This two-span bridge was built by J. H. Murray according to the bridgehunter site online, and then assembled across Big Beaver at old Rome, Missouri, right beside the swinging bridge that it replaced. This was located off of Hwy 76 and east on Douglas County Road 76-436. This is roughly halfway between Bradleyville and Ava.

Way before this bridge appeared on the scene, during the Civil War, a fort was built on the banks of Big Beaver to protect the gristmill that was actively grinding meal for the troops. It became a large Union re-supply operation for horses, wagons, as well as weapons storage, medical services, food stocks for animals and soldiers. It was named for the owner of that property, William Lawrence. The Confederates called it Fort Lawrence and others including the Federals called it “Lawrence Mill” or “Beaver Station”.

General Marmaduke dispatched Colonel Emmett MacDonald with 270 Missouri Troopers with the intent of destroying the fort; they arrived in the early morning of January 6, 1863 and made a surprise assault on the fort. The Post Commander, Major William Turner, was warned that morning of a possible raid but did not believe it.

The fight was over within a few minutes. Major Turner was wounded and six of his men killed. Colonel MacDonald then gave the orders to burn the fort.

By some coincidence the log Officers Headquarters in which Major Turner and Captain Pleasant T. Green lived, was NOT set afire. The block house fort structure was destroyed.  Afterwards, the headquarters building was used as a private residence and at some point possibly in the 1960’s, it was bought by businessmen in Ava, disassembled, each log marked for identification, and moved to Ava and reassembled.  It still stands as a museum just east off the square.

This was all in Taney County before it was given to Douglas County in 1864 and before the Rome Post Office was established in 1867.  According to the book, A Reminiscent History of the Ozarks Region”, by Goodspeed Brothers (1894), Francis “Frank” Richards moved to Douglas Co MO, built the store by the mill, then applied and received his appointment as the first Postmaster, January 10, 1876.

For more detailed information and photos, see the White River Valley Historical Quarterlies: Fall 2008 / Spring 2009 / Summer 2009 / Fall 2009 / and Winter 2009. This includes Fort Lawrence; Rome; the Lawrence family history plus others including the Mackey family; more on the Command Post; and the businesses there. A photo of the Rome Bridge in the process of being built in 1913-1914 is on page 8 of the fall 2009 WRVHS issue that was gleaned from the Douglas County Historical & Genealogical Society Journal article (Summer 2004) by Kenneth Brown.

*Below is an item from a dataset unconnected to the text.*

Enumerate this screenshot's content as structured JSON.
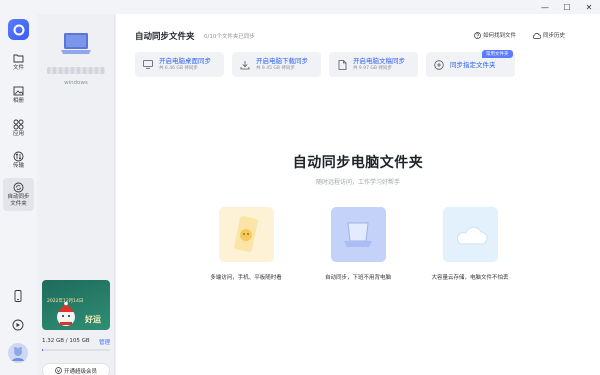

Also, there is a Facebook page for the Rome Bridge, where additional photos and details may be found.